* _Task item_:
All entries should be copied exactly; the pictures stay out.
── Dataset entries ──
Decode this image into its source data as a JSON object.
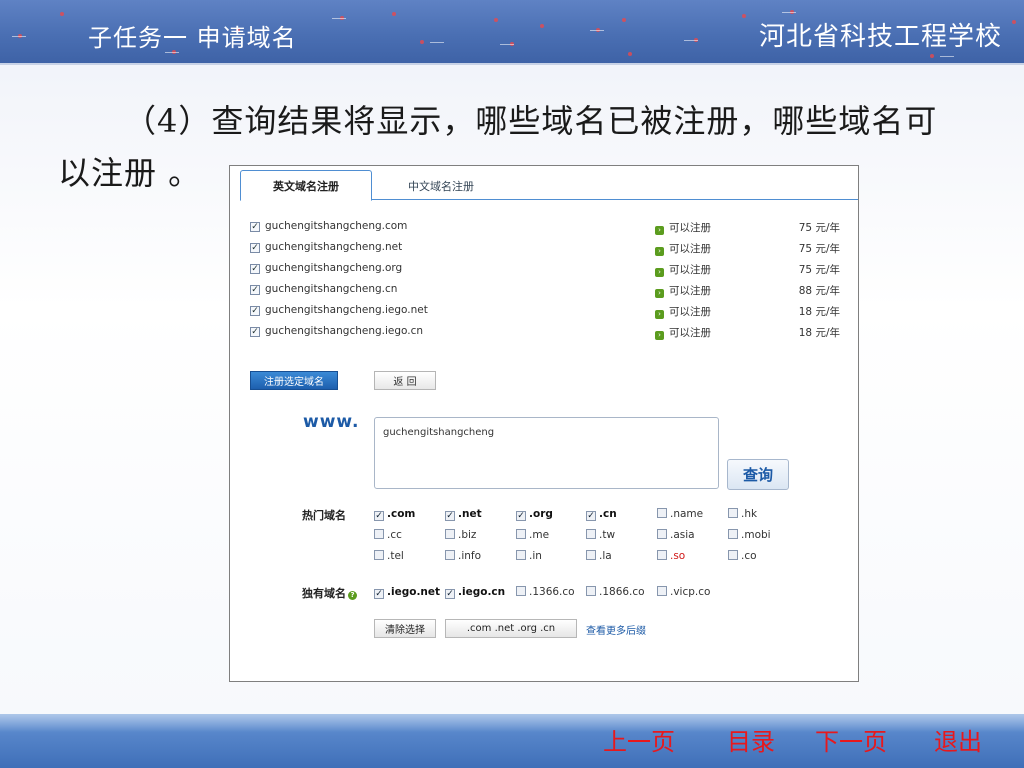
{
  "header": {
    "left_title": "子任务一  申请域名",
    "right_title": "河北省科技工程学校"
  },
  "slide": {
    "line1": "（4）查询结果将显示，哪些域名已被注册，哪些域名可",
    "line2": "以注册 。"
  },
  "panel": {
    "tabs": [
      {
        "label": "英文域名注册",
        "active": true
      },
      {
        "label": "中文域名注册",
        "active": false
      }
    ],
    "results": [
      {
        "domain": "guchengitshangcheng.com",
        "status": "可以注册",
        "price": "75 元/年",
        "checked": true
      },
      {
        "domain": "guchengitshangcheng.net",
        "status": "可以注册",
        "price": "75 元/年",
        "checked": true
      },
      {
        "domain": "guchengitshangcheng.org",
        "status": "可以注册",
        "price": "75 元/年",
        "checked": true
      },
      {
        "domain": "guchengitshangcheng.cn",
        "status": "可以注册",
        "price": "88 元/年",
        "checked": true
      },
      {
        "domain": "guchengitshangcheng.iego.net",
        "status": "可以注册",
        "price": "18 元/年",
        "checked": true
      },
      {
        "domain": "guchengitshangcheng.iego.cn",
        "status": "可以注册",
        "price": "18 元/年",
        "checked": true
      }
    ],
    "register_button": "注册选定域名",
    "back_button": "返 回",
    "www_label": "www.",
    "search_value": "guchengitshangcheng",
    "query_button": "查询",
    "hot_label": "热门域名",
    "hot_rows": [
      [
        {
          "label": ".com",
          "checked": true
        },
        {
          "label": ".net",
          "checked": true
        },
        {
          "label": ".org",
          "checked": true
        },
        {
          "label": ".cn",
          "checked": true
        },
        {
          "label": ".name",
          "checked": false
        },
        {
          "label": ".hk",
          "checked": false
        }
      ],
      [
        {
          "label": ".cc",
          "checked": false
        },
        {
          "label": ".biz",
          "checked": false
        },
        {
          "label": ".me",
          "checked": false
        },
        {
          "label": ".tw",
          "checked": false
        },
        {
          "label": ".asia",
          "checked": false
        },
        {
          "label": ".mobi",
          "checked": false
        }
      ],
      [
        {
          "label": ".tel",
          "checked": false
        },
        {
          "label": ".info",
          "checked": false
        },
        {
          "label": ".in",
          "checked": false
        },
        {
          "label": ".la",
          "checked": false
        },
        {
          "label": ".so",
          "checked": false,
          "highlight": "#d01818"
        },
        {
          "label": ".co",
          "checked": false
        }
      ]
    ],
    "unique_label": "独有域名",
    "unique_items": [
      {
        "label": ".iego.net",
        "checked": true
      },
      {
        "label": ".iego.cn",
        "checked": true
      },
      {
        "label": ".1366.co",
        "checked": false
      },
      {
        "label": ".1866.co",
        "checked": false
      },
      {
        "label": ".vicp.co",
        "checked": false
      }
    ],
    "clear_button": "清除选择",
    "common_button": ".com .net .org .cn",
    "more_link": "查看更多后缀"
  },
  "nav": {
    "prev": "上一页",
    "toc": "目录",
    "next": "下一页",
    "exit": "退出"
  },
  "colors": {
    "banner_blue": "#4a6fb3",
    "nav_red": "#e8181c",
    "link_blue": "#1c5aa6",
    "ok_green": "#5b9c1e"
  }
}
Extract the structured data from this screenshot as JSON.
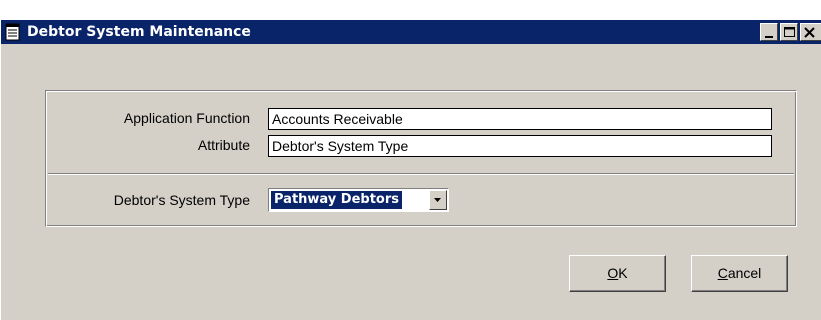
{
  "window": {
    "title": "Debtor System Maintenance",
    "icon": "document-icon"
  },
  "form": {
    "application_function_label": "Application Function",
    "application_function_value": "Accounts Receivable",
    "attribute_label": "Attribute",
    "attribute_value": "Debtor's System Type",
    "system_type_label": "Debtor's System Type",
    "system_type_value": "Pathway Debtors"
  },
  "buttons": {
    "ok_mnemonic": "O",
    "ok_rest": "K",
    "cancel_mnemonic": "C",
    "cancel_rest": "ancel"
  },
  "colors": {
    "titlebar": "#0a246a",
    "face": "#d4d0c8",
    "selection": "#0a246a"
  }
}
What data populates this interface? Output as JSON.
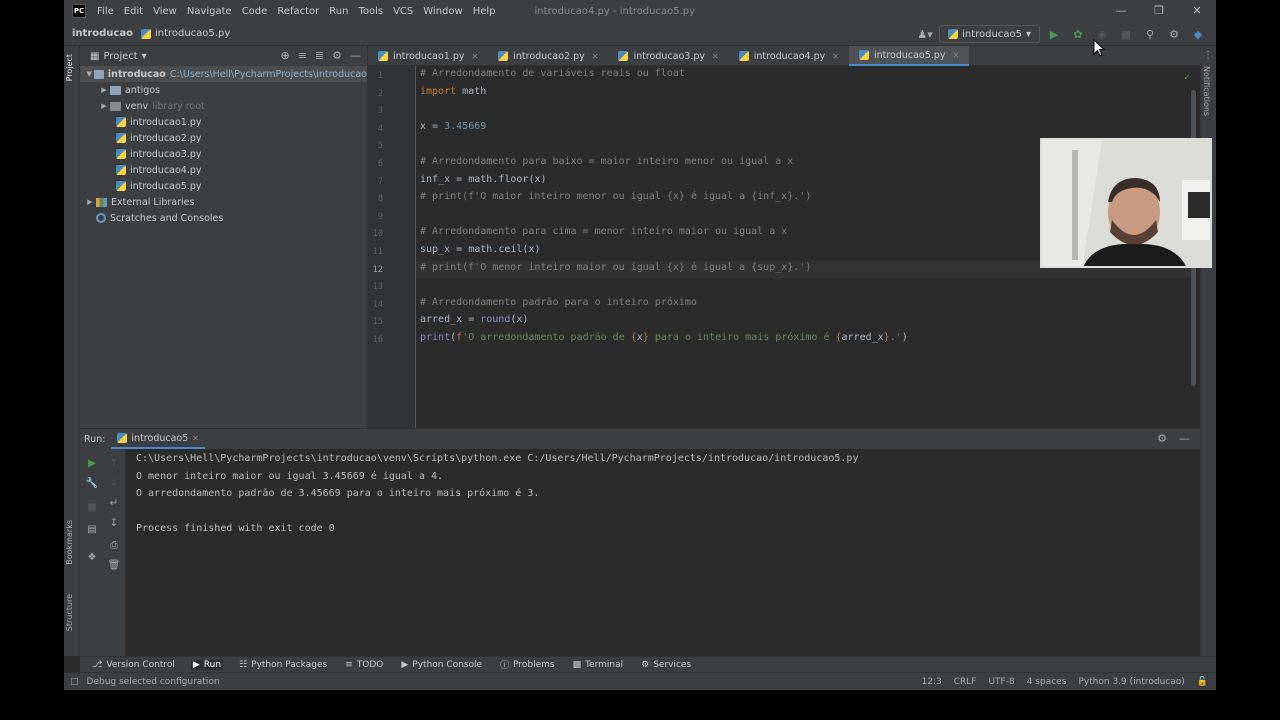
{
  "app": {
    "window_title": "introducao4.py - introducao5.py",
    "logo": "PC"
  },
  "menu": [
    "File",
    "Edit",
    "View",
    "Navigate",
    "Code",
    "Refactor",
    "Run",
    "Tools",
    "VCS",
    "Window",
    "Help"
  ],
  "breadcrumb": {
    "project": "introducao",
    "file": "introducao5.py"
  },
  "run_config": {
    "name": "introducao5"
  },
  "project_panel": {
    "title": "Project",
    "root": {
      "name": "introducao",
      "path": "C:\\Users\\Hell\\PycharmProjects\\introducao"
    },
    "items": [
      {
        "name": "antigos",
        "kind": "folder",
        "note": ""
      },
      {
        "name": "venv",
        "kind": "folder",
        "note": "library root"
      },
      {
        "name": "introducao1.py",
        "kind": "py",
        "note": ""
      },
      {
        "name": "introducao2.py",
        "kind": "py",
        "note": ""
      },
      {
        "name": "introducao3.py",
        "kind": "py",
        "note": ""
      },
      {
        "name": "introducao4.py",
        "kind": "py",
        "note": ""
      },
      {
        "name": "introducao5.py",
        "kind": "py",
        "note": ""
      }
    ],
    "external": "External Libraries",
    "scratches": "Scratches and Consoles"
  },
  "tabs": [
    {
      "label": "introducao1.py",
      "active": false
    },
    {
      "label": "introducao2.py",
      "active": false
    },
    {
      "label": "introducao3.py",
      "active": false
    },
    {
      "label": "introducao4.py",
      "active": false
    },
    {
      "label": "introducao5.py",
      "active": true
    }
  ],
  "editor": {
    "current_line": 12,
    "lines": [
      "# Arredondamento de variáveis reais ou float",
      "import math",
      "",
      "x = 3.45669",
      "",
      "# Arredondamento para baixo = maior inteiro menor ou igual a x",
      "inf_x = math.floor(x)",
      "# print(f'O maior inteiro menor ou igual {x} é igual a {inf_x}.')",
      "",
      "# Arredondamento para cima = menor inteiro maior ou igual a x",
      "sup_x = math.ceil(x)",
      "# print(f'O menor inteiro maior ou igual {x} é igual a {sup_x}.')",
      "",
      "# Arredondamento padrão para o inteiro próximo",
      "arred_x = round(x)",
      "print(f'O arredondamento padrão de {x} para o inteiro mais próximo é {arred_x}.')"
    ]
  },
  "run_panel": {
    "label": "Run:",
    "tab": "introducao5",
    "output": [
      "C:\\Users\\Hell\\PycharmProjects\\introducao\\venv\\Scripts\\python.exe C:/Users/Hell/PycharmProjects/introducao/introducao5.py",
      "O menor inteiro maior ou igual 3.45669 é igual a 4.",
      "O arredondamento padrão de 3.45669 para o inteiro mais próximo é 3.",
      "",
      "Process finished with exit code 0"
    ]
  },
  "tool_windows": [
    "Version Control",
    "Run",
    "Python Packages",
    "TODO",
    "Python Console",
    "Problems",
    "Terminal",
    "Services"
  ],
  "side_labels": {
    "project": "Project",
    "bookmarks": "Bookmarks",
    "structure": "Structure",
    "notifications": "Notifications"
  },
  "status": {
    "message": "Debug selected configuration",
    "position": "12:3",
    "line_sep": "CRLF",
    "encoding": "UTF-8",
    "indent": "4 spaces",
    "interpreter": "Python 3.9 (introducao)"
  }
}
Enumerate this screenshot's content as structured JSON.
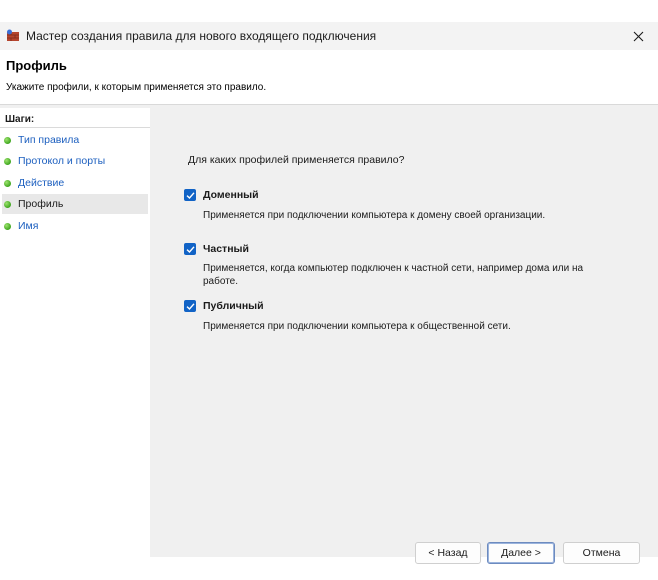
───
* _Response to the task_:
Decode this image into its source data as a JSON object.
{
  "header": {
    "left_title": "子任务一  申请域名",
    "right_title": "河北省科技工程学校"
  },
  "slide": {
    "line1": "（4）查询结果将显示，哪些域名已被注册，哪些域名可",
    "line2": "以注册 。"
  },
  "panel": {
    "tabs": [
      {
        "label": "英文域名注册",
        "active": true
      },
      {
        "label": "中文域名注册",
        "active": false
      }
    ],
    "results": [
      {
        "domain": "guchengitshangcheng.com",
        "status": "可以注册",
        "price": "75 元/年",
        "checked": true
      },
      {
        "domain": "guchengitshangcheng.net",
        "status": "可以注册",
        "price": "75 元/年",
        "checked": true
      },
      {
        "domain": "guchengitshangcheng.org",
        "status": "可以注册",
        "price": "75 元/年",
        "checked": true
      },
      {
        "domain": "guchengitshangcheng.cn",
        "status": "可以注册",
        "price": "88 元/年",
        "checked": true
      },
      {
        "domain": "guchengitshangcheng.iego.net",
        "status": "可以注册",
        "price": "18 元/年",
        "checked": true
      },
      {
        "domain": "guchengitshangcheng.iego.cn",
        "status": "可以注册",
        "price": "18 元/年",
        "checked": true
      }
    ],
    "register_button": "注册选定域名",
    "back_button": "返 回",
    "www_label": "www.",
    "search_value": "guchengitshangcheng",
    "query_button": "查询",
    "hot_label": "热门域名",
    "hot_rows": [
      [
        {
          "label": ".com",
          "checked": true
        },
        {
          "label": ".net",
          "checked": true
        },
        {
          "label": ".org",
          "checked": true
        },
        {
          "label": ".cn",
          "checked": true
        },
        {
          "label": ".name",
          "checked": false
        },
        {
          "label": ".hk",
          "checked": false
        }
      ],
      [
        {
          "label": ".cc",
          "checked": false
        },
        {
          "label": ".biz",
          "checked": false
        },
        {
          "label": ".me",
          "checked": false
        },
        {
          "label": ".tw",
          "checked": false
        },
        {
          "label": ".asia",
          "checked": false
        },
        {
          "label": ".mobi",
          "checked": false
        }
      ],
      [
        {
          "label": ".tel",
          "checked": false
        },
        {
          "label": ".info",
          "checked": false
        },
        {
          "label": ".in",
          "checked": false
        },
        {
          "label": ".la",
          "checked": false
        },
        {
          "label": ".so",
          "checked": false,
          "highlight": "#d01818"
        },
        {
          "label": ".co",
          "checked": false
        }
      ]
    ],
    "unique_label": "独有域名",
    "unique_items": [
      {
        "label": ".iego.net",
        "checked": true
      },
      {
        "label": ".iego.cn",
        "checked": true
      },
      {
        "label": ".1366.co",
        "checked": false
      },
      {
        "label": ".1866.co",
        "checked": false
      },
      {
        "label": ".vicp.co",
        "checked": false
      }
    ],
    "clear_button": "清除选择",
    "common_button": ".com .net .org .cn",
    "more_link": "查看更多后缀"
  },
  "nav": {
    "prev": "上一页",
    "toc": "目录",
    "next": "下一页",
    "exit": "退出"
  },
  "colors": {
    "banner_blue": "#4a6fb3",
    "nav_red": "#e8181c",
    "link_blue": "#1c5aa6",
    "ok_green": "#5b9c1e"
  }
}
Extract the structured data from this screenshot as JSON.
{
  "window": {
    "title": "Debtor System Maintenance",
    "icon": "document-icon"
  },
  "form": {
    "application_function_label": "Application Function",
    "application_function_value": "Accounts Receivable",
    "attribute_label": "Attribute",
    "attribute_value": "Debtor's System Type",
    "system_type_label": "Debtor's System Type",
    "system_type_value": "Pathway Debtors"
  },
  "buttons": {
    "ok_mnemonic": "O",
    "ok_rest": "K",
    "cancel_mnemonic": "C",
    "cancel_rest": "ancel"
  },
  "colors": {
    "titlebar": "#0a246a",
    "face": "#d4d0c8",
    "selection": "#0a246a"
  }
}
What data populates this interface? Output as JSON.
{
  "app": {
    "window_title": "introducao4.py - introducao5.py",
    "logo": "PC"
  },
  "menu": [
    "File",
    "Edit",
    "View",
    "Navigate",
    "Code",
    "Refactor",
    "Run",
    "Tools",
    "VCS",
    "Window",
    "Help"
  ],
  "breadcrumb": {
    "project": "introducao",
    "file": "introducao5.py"
  },
  "run_config": {
    "name": "introducao5"
  },
  "project_panel": {
    "title": "Project",
    "root": {
      "name": "introducao",
      "path": "C:\\Users\\Hell\\PycharmProjects\\introducao"
    },
    "items": [
      {
        "name": "antigos",
        "kind": "folder",
        "note": ""
      },
      {
        "name": "venv",
        "kind": "folder",
        "note": "library root"
      },
      {
        "name": "introducao1.py",
        "kind": "py",
        "note": ""
      },
      {
        "name": "introducao2.py",
        "kind": "py",
        "note": ""
      },
      {
        "name": "introducao3.py",
        "kind": "py",
        "note": ""
      },
      {
        "name": "introducao4.py",
        "kind": "py",
        "note": ""
      },
      {
        "name": "introducao5.py",
        "kind": "py",
        "note": ""
      }
    ],
    "external": "External Libraries",
    "scratches": "Scratches and Consoles"
  },
  "tabs": [
    {
      "label": "introducao1.py",
      "active": false
    },
    {
      "label": "introducao2.py",
      "active": false
    },
    {
      "label": "introducao3.py",
      "active": false
    },
    {
      "label": "introducao4.py",
      "active": false
    },
    {
      "label": "introducao5.py",
      "active": true
    }
  ],
  "editor": {
    "current_line": 12,
    "lines": [
      "# Arredondamento de variáveis reais ou float",
      "import math",
      "",
      "x = 3.45669",
      "",
      "# Arredondamento para baixo = maior inteiro menor ou igual a x",
      "inf_x = math.floor(x)",
      "# print(f'O maior inteiro menor ou igual {x} é igual a {inf_x}.')",
      "",
      "# Arredondamento para cima = menor inteiro maior ou igual a x",
      "sup_x = math.ceil(x)",
      "# print(f'O menor inteiro maior ou igual {x} é igual a {sup_x}.')",
      "",
      "# Arredondamento padrão para o inteiro próximo",
      "arred_x = round(x)",
      "print(f'O arredondamento padrão de {x} para o inteiro mais próximo é {arred_x}.')"
    ]
  },
  "run_panel": {
    "label": "Run:",
    "tab": "introducao5",
    "output": [
      "C:\\Users\\Hell\\PycharmProjects\\introducao\\venv\\Scripts\\python.exe C:/Users/Hell/PycharmProjects/introducao/introducao5.py",
      "O menor inteiro maior ou igual 3.45669 é igual a 4.",
      "O arredondamento padrão de 3.45669 para o inteiro mais próximo é 3.",
      "",
      "Process finished with exit code 0"
    ]
  },
  "tool_windows": [
    "Version Control",
    "Run",
    "Python Packages",
    "TODO",
    "Python Console",
    "Problems",
    "Terminal",
    "Services"
  ],
  "side_labels": {
    "project": "Project",
    "bookmarks": "Bookmarks",
    "structure": "Structure",
    "notifications": "Notifications"
  },
  "status": {
    "message": "Debug selected configuration",
    "position": "12:3",
    "line_sep": "CRLF",
    "encoding": "UTF-8",
    "indent": "4 spaces",
    "interpreter": "Python 3.9 (introducao)"
  }
}
Enumerate this screenshot's content as structured JSON.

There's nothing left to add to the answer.